Madeleine Bunting's review of Aravind Adiga's Booker Prize winning White Tiger contains this passage:
This one's pretty damning too:
"The western model of neoliberal financialisation was driven by clear self-interest, argues the Cambridge economist Ha-Joon Chang. The west couldn't compete in manufacturing (its labour costs are too high), so it turned to financial markets and used the cheapest way to make money: it offered loans, not for productive investment (factories, businesses) but to consumers, using their homes as collateral. Credit cards and small loans are particularly lucrative. So the west leaned heavily on countries through the World Trade Organisation and the IMF to open up their financial sectors. The western banks and the advertising companies piled in, and the result is a credit consumer boom. This may make a few people rich, but it is not, by any definition, development."

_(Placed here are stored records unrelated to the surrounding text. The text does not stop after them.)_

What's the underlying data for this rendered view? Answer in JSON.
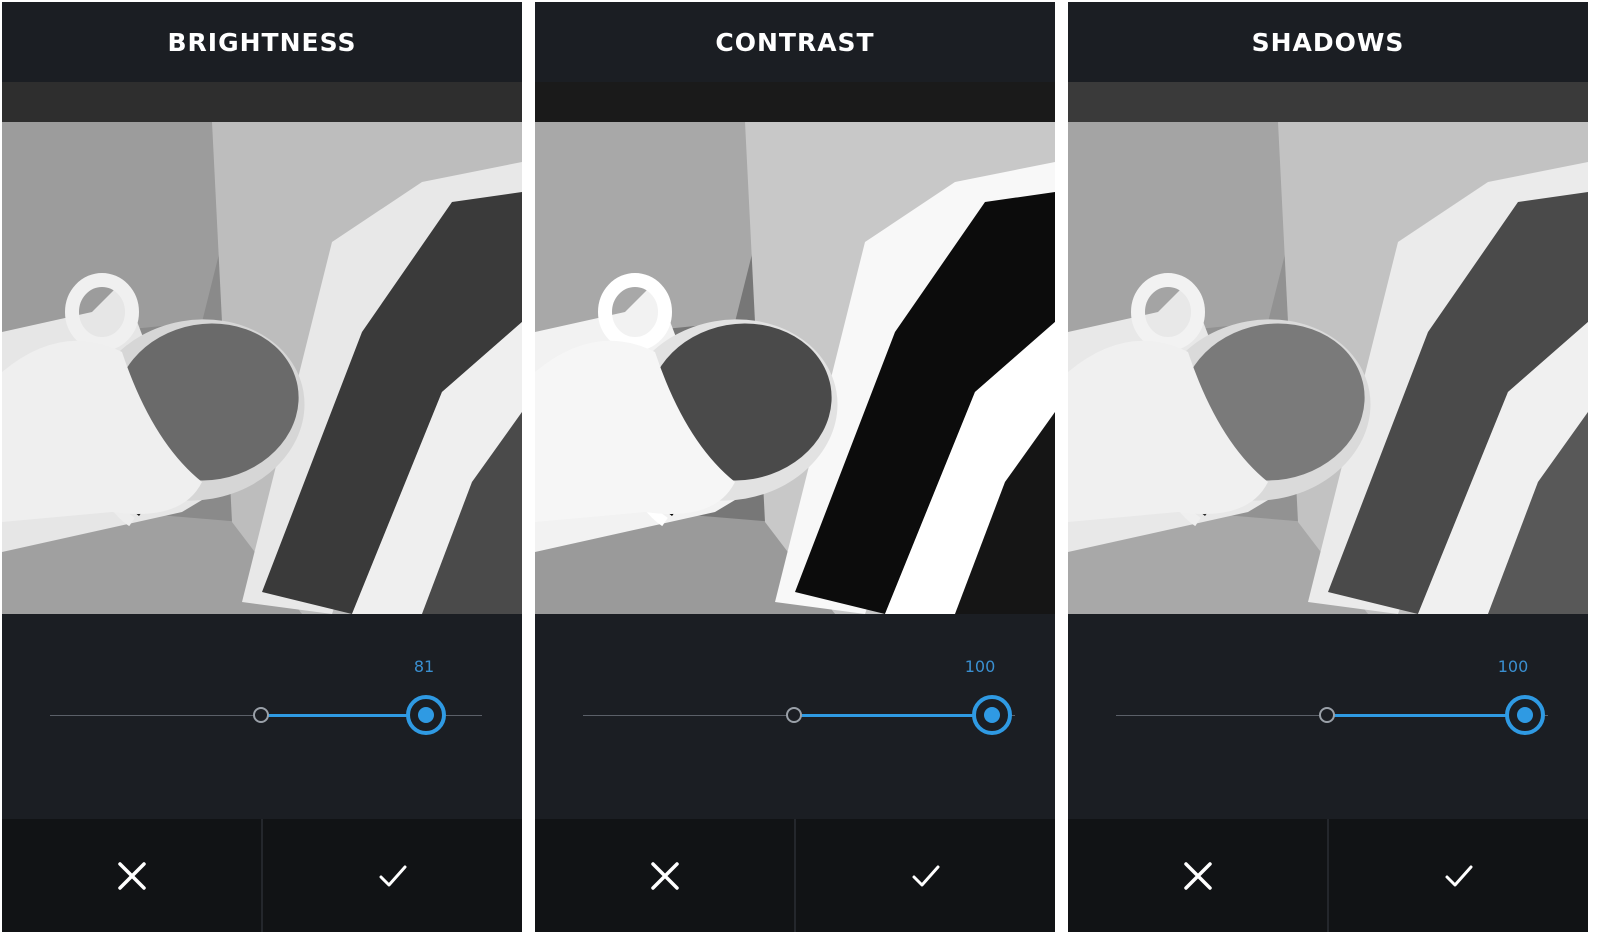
{
  "screens": [
    {
      "title": "BRIGHTNESS",
      "slider_value": "81",
      "slider_level": 0.81,
      "cancel_icon": "close-icon",
      "confirm_icon": "checkmark-icon"
    },
    {
      "title": "CONTRAST",
      "slider_value": "100",
      "slider_level": 1.0,
      "cancel_icon": "close-icon",
      "confirm_icon": "checkmark-icon"
    },
    {
      "title": "SHADOWS",
      "slider_value": "100",
      "slider_level": 1.0,
      "cancel_icon": "close-icon",
      "confirm_icon": "checkmark-icon"
    }
  ],
  "colors": {
    "accent": "#2f9ae3",
    "background": "#1b1e23",
    "action_bar": "#111315"
  }
}
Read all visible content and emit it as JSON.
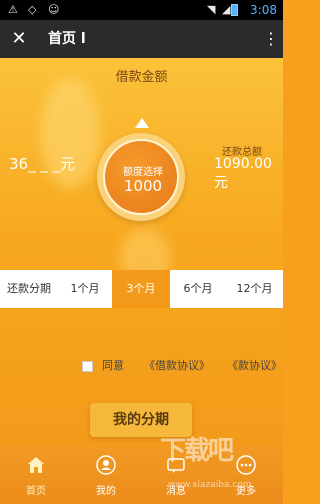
{
  "status_bar": {
    "time": "3:08"
  },
  "titlebar": {
    "title": "首页 l"
  },
  "loan": {
    "label": "借款金额",
    "left_amount": "36_ _ _元",
    "total_label": "还款总额",
    "total_amount": "1090.00元",
    "dial_label": "额度选择",
    "dial_value": "1000"
  },
  "period": {
    "label": "还款分期",
    "options": [
      "1个月",
      "3个月",
      "6个月",
      "12个月"
    ],
    "selected": "3个月"
  },
  "agreement": {
    "agree_text": "同意",
    "link1": "《借款协议》",
    "link2": "《款协议》"
  },
  "apply_button": "我的分期",
  "bottom_nav": {
    "items": [
      {
        "label": "首页",
        "icon": "home-icon"
      },
      {
        "label": "我的",
        "icon": "user-icon"
      },
      {
        "label": "消息",
        "icon": "message-icon"
      },
      {
        "label": "更多",
        "icon": "more-icon"
      }
    ],
    "active": "首页"
  },
  "watermark": {
    "text": "下载吧",
    "sub": "www.xiazaiba.com"
  },
  "colors": {
    "accent": "#f39a1a",
    "titlebar": "#2b2b2b",
    "time": "#4fb3ff"
  }
}
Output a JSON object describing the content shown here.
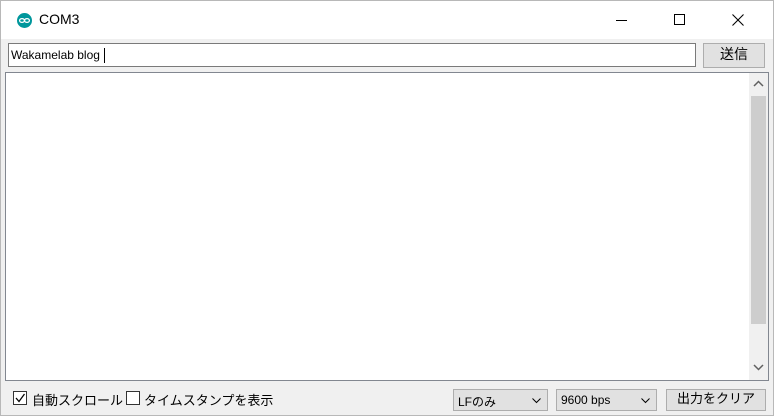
{
  "window": {
    "title": "COM3",
    "icon": "arduino-icon",
    "accent": "#00979c"
  },
  "send_row": {
    "input_value": "Wakamelab blog",
    "send_label": "送信"
  },
  "output": {
    "text": ""
  },
  "bottom_bar": {
    "autoscroll": {
      "label": "自動スクロール",
      "checked": true
    },
    "timestamp": {
      "label": "タイムスタンプを表示",
      "checked": false
    },
    "line_ending": {
      "selected": "LFのみ"
    },
    "baud_rate": {
      "selected": "9600 bps"
    },
    "clear_label": "出力をクリア"
  }
}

In fact, the whole review is really, really good. Well done Mad and well done Aravind for penning this stuff.
At its most stark, the analysis is that the west has had a vested interest in keeping wage levels down in developing countries while making money from offering cheap credit. All it had to do was enlist a collaborating elite in each country to implement the deal, which was clearly not in the interests of the bulk of the population. Neoliberal globalisation was a system that ensured the rich got richer and the poor got poorer.